Datong District, located in the southwestern part of Taipei City, was known as “Dadaocheng” in its early days. The name originated from the rows of unhusked rice in the courtyards placed under the sun to dry. The records of the earliest commercial activities in Dadocheng can be traced all the way back to 1851. With the growing trade at wharfs along Tamsui River, residents of Dadaocheng began to accumulate wealth while the neighborhood became even more prosperous.
The religious center of Dadaocheng is the Xiahai City God Temple. Starting as a humble shrine located near present day Laosong Elementary School, the temple itself was constructed with funds raised by the local gentry. The development of early-day Dadaocheng is closely tied to this place of worship.
With the opening of the port of Tamsui in 1860, Dihua Street in Dadaocheng became a busy hub overwhelmed by the flow of goods in Taipei City, with the majority of commodities being tea leaves and fabric. Under Japanese rule, the focus of trade shifted from western nations to Japan and Southeast Asian destinations. After the Pacific War, Dadaocheng saw a decline in its role as a trade terminal due to Taiwan tea being outcompeted by Celyon Tea. It also saw a shrinking population as people moved out to the newer communities in other parts of the city.

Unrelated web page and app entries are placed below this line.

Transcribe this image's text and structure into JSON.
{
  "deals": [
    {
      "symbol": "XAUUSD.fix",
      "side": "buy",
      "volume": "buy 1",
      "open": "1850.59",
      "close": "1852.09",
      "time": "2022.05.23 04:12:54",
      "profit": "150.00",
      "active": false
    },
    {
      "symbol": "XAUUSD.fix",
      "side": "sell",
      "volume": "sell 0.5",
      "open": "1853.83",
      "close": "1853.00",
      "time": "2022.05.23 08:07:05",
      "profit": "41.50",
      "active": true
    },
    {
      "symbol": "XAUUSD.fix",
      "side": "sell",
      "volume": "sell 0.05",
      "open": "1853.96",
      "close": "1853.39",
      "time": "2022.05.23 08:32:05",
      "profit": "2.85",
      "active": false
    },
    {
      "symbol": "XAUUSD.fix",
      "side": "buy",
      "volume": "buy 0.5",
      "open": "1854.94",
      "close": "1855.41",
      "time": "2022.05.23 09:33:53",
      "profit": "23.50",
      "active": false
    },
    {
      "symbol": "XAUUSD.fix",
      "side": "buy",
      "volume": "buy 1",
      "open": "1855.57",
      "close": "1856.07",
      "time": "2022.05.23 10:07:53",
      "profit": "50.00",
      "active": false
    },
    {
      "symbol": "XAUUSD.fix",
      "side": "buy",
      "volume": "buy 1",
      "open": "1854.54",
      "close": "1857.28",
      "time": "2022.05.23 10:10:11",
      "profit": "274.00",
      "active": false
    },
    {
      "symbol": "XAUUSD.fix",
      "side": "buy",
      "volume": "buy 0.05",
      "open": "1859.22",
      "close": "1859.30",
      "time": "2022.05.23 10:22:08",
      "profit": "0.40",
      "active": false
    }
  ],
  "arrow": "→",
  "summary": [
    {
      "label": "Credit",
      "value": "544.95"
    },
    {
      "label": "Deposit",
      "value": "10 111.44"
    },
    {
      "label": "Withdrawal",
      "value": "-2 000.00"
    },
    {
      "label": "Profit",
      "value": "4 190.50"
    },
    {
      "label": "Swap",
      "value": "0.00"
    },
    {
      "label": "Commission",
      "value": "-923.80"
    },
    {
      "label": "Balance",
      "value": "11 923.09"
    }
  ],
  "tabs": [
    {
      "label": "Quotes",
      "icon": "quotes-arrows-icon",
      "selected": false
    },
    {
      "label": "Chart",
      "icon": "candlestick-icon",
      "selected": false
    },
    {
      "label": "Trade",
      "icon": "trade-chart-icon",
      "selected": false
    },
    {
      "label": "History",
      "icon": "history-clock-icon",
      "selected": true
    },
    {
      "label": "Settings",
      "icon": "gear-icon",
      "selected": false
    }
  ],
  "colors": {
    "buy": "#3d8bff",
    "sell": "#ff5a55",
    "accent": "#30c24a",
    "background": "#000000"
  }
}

For those who seek to share their stories through pictures at home, TPL holds a call for old photos annually around July and August. Residents can sign up for the activity and submit aged pictures to the contest. For more details, please visit TPL’s Chinese website: Link